Pamela L. Davis, an environmental manager with the environmental section, United States Forces-Iraq engineers, and Capt. William N. Muthiora, deputy mayor, East Camp Liberty, 116th Garrison Command, United States Division-Center, point out areas of environmental concern and discuss the results from the day’s surveys at Camp Liberty, May 16. Environmental managers work closely with the different base mayors’ offices in order to track the progress of the different sites located in their areas of responsibility. Photo by Sgt. TJ Moller
The task of surveying and clearing sites which were used by more than 160,000 U.S. service members during the height of the Iraq conflict, falls on the shoulders of 12 United States Forces-Iraq environmental managers.
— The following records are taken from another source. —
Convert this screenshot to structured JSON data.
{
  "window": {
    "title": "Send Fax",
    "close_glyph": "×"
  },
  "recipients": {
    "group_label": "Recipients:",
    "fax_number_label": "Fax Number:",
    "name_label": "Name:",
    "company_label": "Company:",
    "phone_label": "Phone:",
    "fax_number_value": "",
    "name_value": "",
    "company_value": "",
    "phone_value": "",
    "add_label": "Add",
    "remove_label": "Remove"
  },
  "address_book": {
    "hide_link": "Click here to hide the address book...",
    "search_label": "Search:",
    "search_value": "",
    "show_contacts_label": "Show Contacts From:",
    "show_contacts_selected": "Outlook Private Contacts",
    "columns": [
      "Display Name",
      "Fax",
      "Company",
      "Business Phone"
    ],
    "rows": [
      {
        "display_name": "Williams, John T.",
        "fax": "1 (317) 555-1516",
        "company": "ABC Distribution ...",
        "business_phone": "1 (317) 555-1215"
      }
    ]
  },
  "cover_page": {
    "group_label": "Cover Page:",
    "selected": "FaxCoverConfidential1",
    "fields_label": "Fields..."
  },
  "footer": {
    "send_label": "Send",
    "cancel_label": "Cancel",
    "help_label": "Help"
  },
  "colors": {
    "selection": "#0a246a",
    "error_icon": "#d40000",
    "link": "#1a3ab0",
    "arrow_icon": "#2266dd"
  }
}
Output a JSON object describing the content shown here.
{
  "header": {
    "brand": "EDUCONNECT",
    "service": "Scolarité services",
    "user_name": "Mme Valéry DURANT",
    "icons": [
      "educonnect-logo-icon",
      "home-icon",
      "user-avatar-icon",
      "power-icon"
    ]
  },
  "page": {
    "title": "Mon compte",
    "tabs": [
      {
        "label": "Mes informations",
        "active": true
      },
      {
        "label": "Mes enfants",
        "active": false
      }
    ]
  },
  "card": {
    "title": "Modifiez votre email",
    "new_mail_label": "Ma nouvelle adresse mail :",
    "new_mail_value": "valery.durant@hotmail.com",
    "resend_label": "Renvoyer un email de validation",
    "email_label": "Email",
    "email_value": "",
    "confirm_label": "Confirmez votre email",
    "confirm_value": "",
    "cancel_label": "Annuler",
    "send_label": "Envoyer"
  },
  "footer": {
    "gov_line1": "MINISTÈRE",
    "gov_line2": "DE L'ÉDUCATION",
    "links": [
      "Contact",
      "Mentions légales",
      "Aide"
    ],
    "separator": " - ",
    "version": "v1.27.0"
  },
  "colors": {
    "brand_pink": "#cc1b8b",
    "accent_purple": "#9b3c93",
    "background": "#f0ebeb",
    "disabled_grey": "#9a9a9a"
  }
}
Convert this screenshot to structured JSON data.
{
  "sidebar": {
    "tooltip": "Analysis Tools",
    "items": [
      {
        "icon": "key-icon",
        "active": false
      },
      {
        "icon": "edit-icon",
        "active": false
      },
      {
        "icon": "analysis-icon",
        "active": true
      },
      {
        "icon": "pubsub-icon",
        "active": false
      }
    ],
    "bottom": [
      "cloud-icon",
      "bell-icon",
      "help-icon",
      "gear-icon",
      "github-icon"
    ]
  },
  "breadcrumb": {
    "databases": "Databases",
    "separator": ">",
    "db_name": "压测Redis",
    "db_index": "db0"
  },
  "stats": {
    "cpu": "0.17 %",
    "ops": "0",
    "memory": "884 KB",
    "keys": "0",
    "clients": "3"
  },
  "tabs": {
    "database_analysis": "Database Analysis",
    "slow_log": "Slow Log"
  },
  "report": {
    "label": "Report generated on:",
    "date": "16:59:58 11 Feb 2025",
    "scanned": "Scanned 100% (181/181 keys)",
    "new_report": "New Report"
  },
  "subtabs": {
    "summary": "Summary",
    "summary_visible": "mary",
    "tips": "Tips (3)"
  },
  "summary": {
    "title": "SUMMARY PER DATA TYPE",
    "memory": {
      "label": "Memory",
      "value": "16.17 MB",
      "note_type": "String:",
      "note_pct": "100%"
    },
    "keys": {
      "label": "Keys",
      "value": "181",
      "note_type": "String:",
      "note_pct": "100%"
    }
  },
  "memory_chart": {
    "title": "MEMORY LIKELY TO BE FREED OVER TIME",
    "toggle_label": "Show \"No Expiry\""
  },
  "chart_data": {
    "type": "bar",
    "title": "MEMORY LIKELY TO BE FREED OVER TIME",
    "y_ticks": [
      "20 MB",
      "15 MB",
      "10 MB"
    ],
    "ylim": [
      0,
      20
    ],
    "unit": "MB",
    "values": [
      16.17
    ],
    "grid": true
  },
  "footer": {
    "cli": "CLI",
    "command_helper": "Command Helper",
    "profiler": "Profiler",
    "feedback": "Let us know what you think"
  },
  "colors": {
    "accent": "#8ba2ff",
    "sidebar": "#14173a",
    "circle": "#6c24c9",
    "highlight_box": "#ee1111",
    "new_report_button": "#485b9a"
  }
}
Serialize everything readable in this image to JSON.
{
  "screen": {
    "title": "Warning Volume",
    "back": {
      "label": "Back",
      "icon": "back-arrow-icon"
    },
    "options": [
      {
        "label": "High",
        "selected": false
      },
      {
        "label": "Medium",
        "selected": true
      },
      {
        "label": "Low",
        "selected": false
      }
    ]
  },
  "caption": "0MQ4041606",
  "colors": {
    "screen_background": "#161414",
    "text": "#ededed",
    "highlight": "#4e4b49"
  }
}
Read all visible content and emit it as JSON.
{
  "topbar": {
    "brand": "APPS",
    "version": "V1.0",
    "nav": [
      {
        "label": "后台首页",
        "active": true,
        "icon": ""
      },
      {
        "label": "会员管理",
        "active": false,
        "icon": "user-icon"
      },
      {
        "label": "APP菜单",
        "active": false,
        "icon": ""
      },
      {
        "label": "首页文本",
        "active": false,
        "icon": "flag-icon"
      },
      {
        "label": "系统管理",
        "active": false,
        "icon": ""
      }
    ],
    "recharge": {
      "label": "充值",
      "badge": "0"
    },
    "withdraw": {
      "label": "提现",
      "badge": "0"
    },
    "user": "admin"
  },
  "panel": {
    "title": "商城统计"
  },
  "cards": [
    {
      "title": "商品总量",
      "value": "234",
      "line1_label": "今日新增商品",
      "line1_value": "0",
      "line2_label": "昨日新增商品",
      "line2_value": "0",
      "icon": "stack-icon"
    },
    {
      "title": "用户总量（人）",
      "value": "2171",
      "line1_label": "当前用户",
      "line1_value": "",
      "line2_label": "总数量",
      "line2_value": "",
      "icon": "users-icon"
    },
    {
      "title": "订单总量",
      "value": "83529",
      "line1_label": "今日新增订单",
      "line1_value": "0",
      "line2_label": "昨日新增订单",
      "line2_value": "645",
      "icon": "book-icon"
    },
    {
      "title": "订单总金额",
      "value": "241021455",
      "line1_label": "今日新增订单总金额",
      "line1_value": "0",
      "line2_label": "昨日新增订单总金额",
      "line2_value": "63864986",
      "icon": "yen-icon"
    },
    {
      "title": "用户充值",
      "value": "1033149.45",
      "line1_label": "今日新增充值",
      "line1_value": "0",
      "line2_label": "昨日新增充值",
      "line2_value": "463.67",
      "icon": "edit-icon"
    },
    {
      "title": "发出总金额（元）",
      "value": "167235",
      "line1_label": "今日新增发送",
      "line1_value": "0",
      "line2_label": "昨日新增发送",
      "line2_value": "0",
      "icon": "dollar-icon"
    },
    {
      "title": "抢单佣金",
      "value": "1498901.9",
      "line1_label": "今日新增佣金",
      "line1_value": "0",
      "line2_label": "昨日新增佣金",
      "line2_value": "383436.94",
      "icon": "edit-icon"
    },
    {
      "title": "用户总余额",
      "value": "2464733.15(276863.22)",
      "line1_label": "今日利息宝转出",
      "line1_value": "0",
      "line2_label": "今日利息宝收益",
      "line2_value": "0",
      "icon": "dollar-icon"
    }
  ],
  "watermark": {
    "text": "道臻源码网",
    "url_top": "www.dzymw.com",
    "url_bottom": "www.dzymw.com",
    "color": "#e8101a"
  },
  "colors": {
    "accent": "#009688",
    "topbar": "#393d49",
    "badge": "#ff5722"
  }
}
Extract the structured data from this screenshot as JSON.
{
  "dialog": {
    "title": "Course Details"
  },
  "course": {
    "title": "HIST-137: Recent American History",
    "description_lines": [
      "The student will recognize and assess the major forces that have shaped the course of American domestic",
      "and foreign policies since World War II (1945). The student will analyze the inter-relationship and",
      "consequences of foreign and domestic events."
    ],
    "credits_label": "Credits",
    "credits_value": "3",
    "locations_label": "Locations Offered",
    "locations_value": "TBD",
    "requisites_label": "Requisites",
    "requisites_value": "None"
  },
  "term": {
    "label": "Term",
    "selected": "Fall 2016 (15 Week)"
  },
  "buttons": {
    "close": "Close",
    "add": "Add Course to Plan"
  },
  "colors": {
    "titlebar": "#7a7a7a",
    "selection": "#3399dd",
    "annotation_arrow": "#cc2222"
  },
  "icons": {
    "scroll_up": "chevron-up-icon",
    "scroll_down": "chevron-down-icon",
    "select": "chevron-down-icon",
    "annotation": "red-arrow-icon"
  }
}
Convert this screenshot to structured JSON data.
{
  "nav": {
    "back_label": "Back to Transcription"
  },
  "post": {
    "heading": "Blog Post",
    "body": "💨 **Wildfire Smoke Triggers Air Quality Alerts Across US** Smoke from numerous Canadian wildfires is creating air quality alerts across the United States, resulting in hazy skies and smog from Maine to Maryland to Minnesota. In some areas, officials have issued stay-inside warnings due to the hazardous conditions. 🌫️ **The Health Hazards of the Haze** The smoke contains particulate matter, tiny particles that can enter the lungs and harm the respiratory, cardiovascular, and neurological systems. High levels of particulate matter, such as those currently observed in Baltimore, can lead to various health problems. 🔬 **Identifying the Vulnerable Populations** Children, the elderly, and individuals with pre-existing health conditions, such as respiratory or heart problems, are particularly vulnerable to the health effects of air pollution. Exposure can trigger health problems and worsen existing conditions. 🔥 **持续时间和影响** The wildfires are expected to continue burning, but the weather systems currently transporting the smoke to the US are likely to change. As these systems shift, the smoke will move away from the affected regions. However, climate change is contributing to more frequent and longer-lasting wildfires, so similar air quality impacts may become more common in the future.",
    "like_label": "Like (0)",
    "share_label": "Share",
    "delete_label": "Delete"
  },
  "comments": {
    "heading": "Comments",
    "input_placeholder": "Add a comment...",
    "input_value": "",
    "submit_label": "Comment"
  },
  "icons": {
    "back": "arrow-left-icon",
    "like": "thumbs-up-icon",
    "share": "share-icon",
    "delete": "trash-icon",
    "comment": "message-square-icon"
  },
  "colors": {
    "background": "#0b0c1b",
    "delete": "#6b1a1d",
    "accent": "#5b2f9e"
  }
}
Environmental managers conduct surveys to identify environmental areas of concern and ensure the environment is properly maintained as U.S. forces turn more bases over to the government of Iraq, the U.S. Department of State and Office of Security Cooperation – Iraq.
Surveying sites and ensuring that the U.S. military’s presence has minimal impact on the environment is one of the main goals of the mission, said Pamela L. Davis, an environmental manager with the environmental section, USF-I engineers.
“These professionals bridge the gap between the USF-I environmental section and the divisions and bases,” said Lt. Col. Bryce J. Taggart, deputy chief for basing, facilities and environment, USF-I engineers. “Without their expertise and presence at the divisions or bases we could not do the environmental assessments that lead to the clean closure of bases.”
As troop presence decreases, environmental base closure surveys are being conducted to ensure the designated environmental compliance officer of each site – military and civilian – is complying with the environmental policies established by USF-I and are taking steps to prepare for the turnover.
There are many areas addressed during the surveys, said James A. Terrell, an environmental manager assigned to support United States Division-Center. Areas such as fuel points and hazardous waste accumulation points are looked at closely due to the possibility of spills.
Along with conducting surveys, environmental managers also offer guidance to the environmental compliance officers on regulated waste turn-in procedures. They work closely with the base mayors offices in order to track cleanup progress at bases located in their area of responsibility.
Each site must undergo a minimum of three surveys before it can be cleared for release, said Davis. Initial, preliminary and final surveys are required and additional preliminary surveys are done if needed.
If deficiencies are found during a site survey, the environmental compliance officer and environmental manager must come up with a corrective action plan, said Davis. This plan will include a brief description of the work that needs to be done, an estimated schedule for the start and completion, the resources required and the cost associated with the project.
Documenting the condition of the environment and ensuring that environmental policies are being followed during military operations is a large task.
“It’s the responsible thing to do,” said Taggart. “Returning the bases and property used by U.S. forces to the government of Iraq in a clean and usable condition is our goal.”
“We are trying to hand over clean, safe facilities that the Iraqis can use,” said Terrell. “The bases are in good shape and there should not be any problems closing them.”
Story by Sgt. TJ Moller